# asMap-implementation for Java (based on Arrays.asList)

I am always tired of the very verbose syntax in Java for creating small maps. Arrays.asList(T... a) is very convenient, and therefore I want something similar for a map.

public class MapUtils {
public static <K, V> MapBuilder<K, V> asMap(K key, V value) {
return new MapBuilder<K, V>().entry(key, value);
}

public static class MapBuilder<K, V> extends HashMap<K, V> {
public MapBuilder<K, V> entry(K key, V value) {
this.put(key, value);
return this;
}
}
}

/* Example of how to use asMap */
public class Example {
public void example() {
Map<String, String> map = MapUtil.asMap("key", "value").entry("key2", "value2");
}
}

/* Example of how the one way to create an inline Map in Java */
public class Before {
public void before() {
Map<String, String> map = new HashMap<String, String>() {{
put("key", value");
put("key2", value2");
}};
}
}


Any inputs on how to improve this implementation of MapUtils? Do you consider the asMap function a good idea, or am I too lazy to write some extra characters?

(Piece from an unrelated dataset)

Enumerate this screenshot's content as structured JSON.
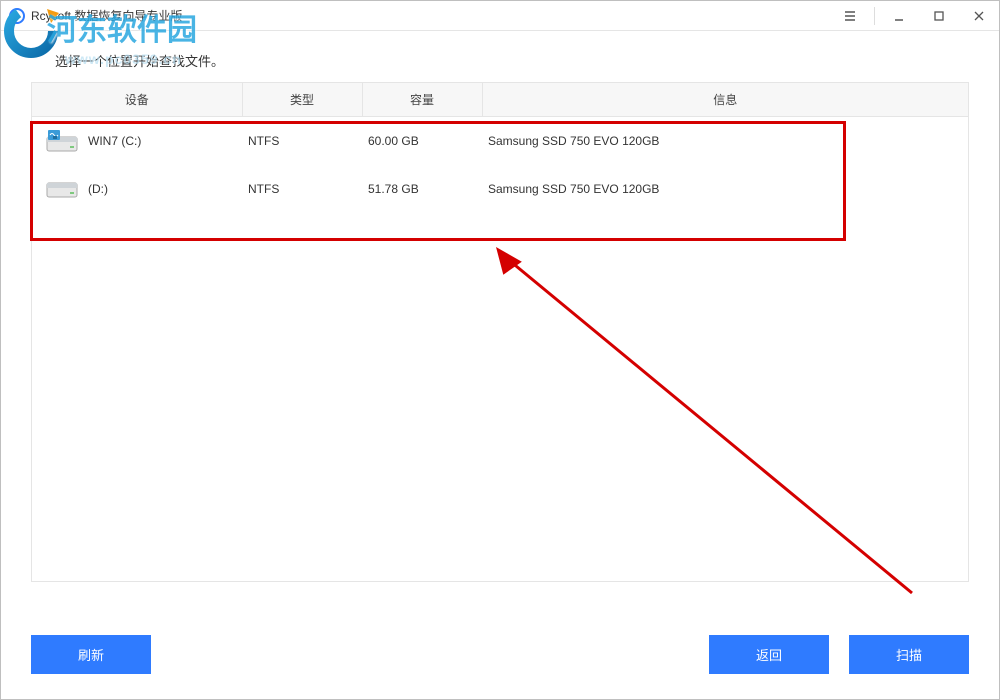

• Looks nice to me. But Landeis solution seems reasonable. :) – user unknown Jul 1 '11 at 21:33

In my opinion MapBuilder should contain a Map, not extend one. Another possible design would be to use a single call with varargs:

public class MapUtil {
public static <K,V> Map<K,V> asMap(Map.Entry<K,V>... entries) {
Map<K,V> map = new HashMap<K,V>();
for(Map.Entry<K,V> entry : entries) {
map.put(entry.getKey(), entry.getValue());
}
return map;
}

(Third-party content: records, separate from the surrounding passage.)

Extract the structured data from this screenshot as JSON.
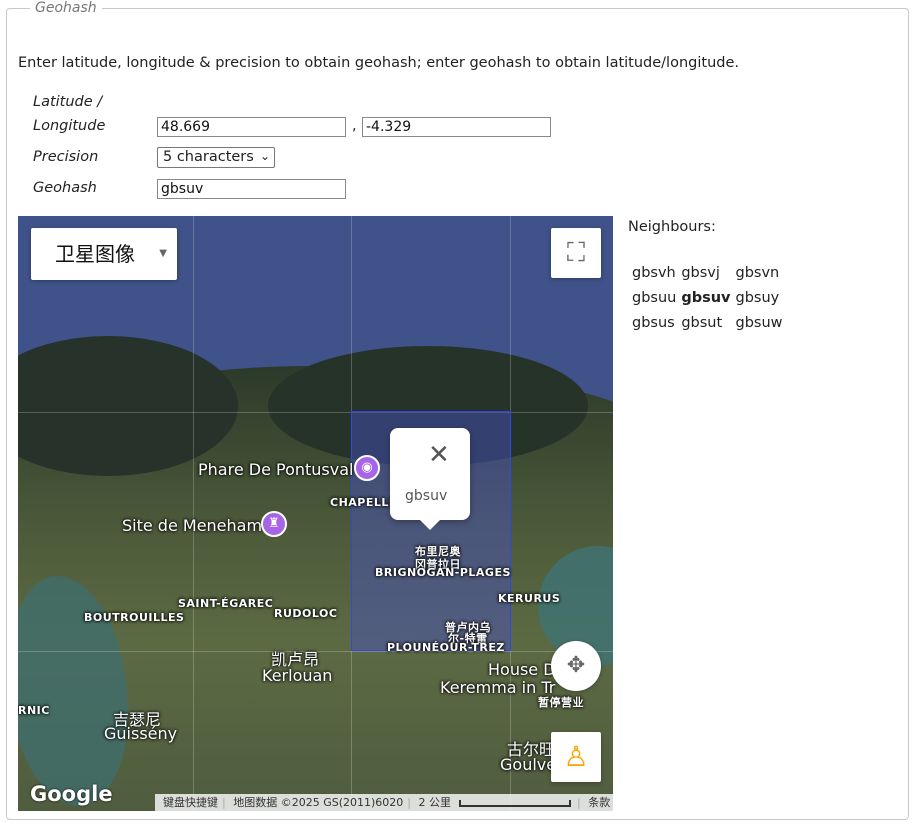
{
  "legend": "Geohash",
  "intro": "Enter latitude, longitude & precision to obtain geohash; enter geohash to obtain latitude/longitude.",
  "form": {
    "latlon_label_line1": "Latitude /",
    "latlon_label_line2": "Longitude",
    "latitude": "48.669",
    "separator": ",",
    "longitude": "-4.329",
    "precision_label": "Precision",
    "precision_value": "5 characters",
    "geohash_label": "Geohash",
    "geohash": "gbsuv"
  },
  "map": {
    "map_type": "卫星图像",
    "popup_text": "gbsuv",
    "labels": {
      "phare": "Phare De Pontusval",
      "meneham": "Site de Meneham",
      "chapelle": "CHAPELLE",
      "brignogan_cn1": "布里尼奥",
      "brignogan_cn2": "冈普拉日",
      "brignogan": "BRIGNOGAN-PLAGES",
      "saint_egarec": "SAINT-ÉGAREC",
      "rudoloc": "RUDOLOC",
      "boutrouilles": "BOUTROUILLES",
      "kerurus": "KERURUS",
      "plouneour_cn1": "普卢内乌",
      "plouneour_cn2": "尔-特雷",
      "plouneour": "PLOUNÉOUR-TREZ",
      "kerlouan_cn": "凯卢昂",
      "kerlouan": "Kerlouan",
      "house": "House D",
      "keremma": "Keremma in Tr",
      "zanting": "暂停营业",
      "rnic": "RNIC",
      "guisseny_cn": "吉瑟尼",
      "guisseny": "Guissény",
      "goulven_cn": "古尔旺",
      "goulven": "Goulve"
    },
    "logo": "Google",
    "attribution": {
      "shortcuts": "键盘快捷键",
      "data": "地图数据 ©2025 GS(2011)6020",
      "scale": "2 公里",
      "terms": "条款"
    }
  },
  "neighbours": {
    "title": "Neighbours:",
    "grid": [
      [
        "gbsvh",
        "gbsvj",
        "gbsvn"
      ],
      [
        "gbsuu",
        "gbsuv",
        "gbsuy"
      ],
      [
        "gbsus",
        "gbsut",
        "gbsuw"
      ]
    ]
  },
  "colors": {
    "geohash_cell": "#3346e0",
    "poi_pin": "#a665e6",
    "pegman": "#f3a900"
  }
}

public static <K,V> Map.Entry<K,V> e(final K k, final V v) {
return new Map.Entry<K, V>() {
public K getKey() {
return k;
}
public V getValue() {
return v;
}
public V setValue(V value) {
throw new UnsupportedOperationException("Not supported");
}
};
}
}

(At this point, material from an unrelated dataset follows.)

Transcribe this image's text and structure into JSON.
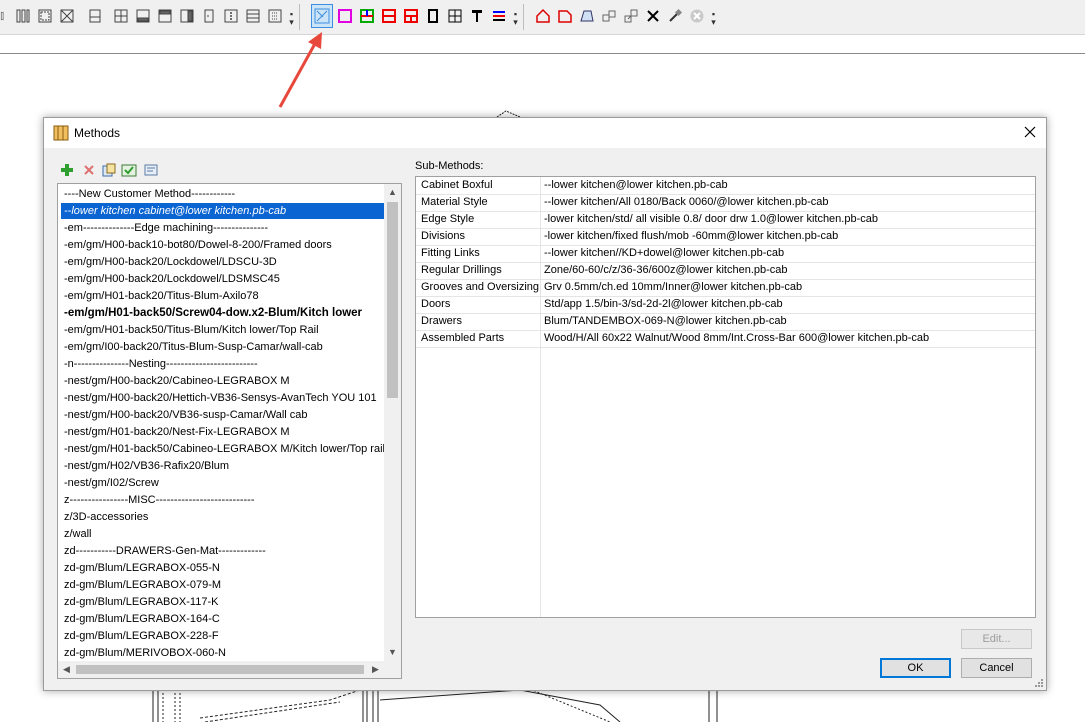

import static very.useful.MapUtil.*;
...
Map<String, Integer> map = asMap(e("x",1),e("y",2),e("z",3));

• Well, well, but e? Just e? A bit aggressive and cryptic. – user unknown Jul 1 '11 at 21:35
• I used e for "entry", but of course this is a matter of taste. The best thing would be an operator as in Scala (here ->), but the only symbolic things we have for Java names are $ and _. Hmmm, maybe we should use $\$ for pairs, that would make at least a little bit sense. – Landei Jul 3 '11 at 8:33
• Well, or maybe entry for entry? :) – user unknown Jul 3 '11 at 14:36
• @user unknown: IMHO that would be too long. – Landei Jul 3 '11 at 18:07
• I don't like the e-function either, but I guess it is a necessary evil. – smat Jul 4 '11 at 12:29

google-collections has all about it, e.g. ImmutableMap.of(). Moreover they teach using right data structure, like true immutable collections, ordered lists etc. I really enjoyed it.

Google Collections is now part of Google Guava, and it includes ImmutableMap.Builder. With this you can do:

   static final ImmutableMap<String, Integer> WORD_TO_INT =
new ImmutableMap.Builder<String, Integer>()
.put("one", 1)
.put("two", 2)
.put("three", 3)
.build();


You can call the put(K, V) method as many times as you like. Builders are great for this kind of situation.

• Nice tip with google-collections. But it only supports up to five entries. – smat Jul 4 '11 at 12:30
• I have edited this answer with an example of using ImmutableMap.Builder, which gets around the 5 entries limit. I'm waiting for it to be peer reviewed. – Rich Jul 6 '11 at 11:26

I like Landei version, but I have also an untyped version of asMap like asMap(key,value,key,value,...). It is not typed Map, but in many cases, it fits the bill pretty well.

So

Map quickMap = asMap("prop1","val1","prop2",12,"prop3");


In this case "prop3" will have a value null.

Implementation:

static final public Map<String, Object> asMap(Object... objs) {
HashMap<String, Object> m = new HashMap<String, Object>();

for (int i = 0; i < objs.length; i += 2) {
String key = objs[i].toString();
if (i + 1 < objs.length) {
Object value = objs[i + 1];
m.put(key, value);
} else {
m.put(key, null);
}
}
return m;
}

• I wouldn't recommend this. Only the last value can contain null this way. – Yuri Sep 16 '15 at 10:16
• @yuri I am not sure, because a asMap("prop1",null,"prop2",12,"prop3"); should work, no? – Jeremy Chone Sep 17 '15 at 1:16
• sure, but it is inconsistent, which means that if you get an odd list of objects, chances are the programmer made a mistake. So I would at least implement a check on %2==0 for the argument list. And you always return something of type Map<String, Object>, maybe make a templated version? – Yuri Sep 18 '15 at 5:29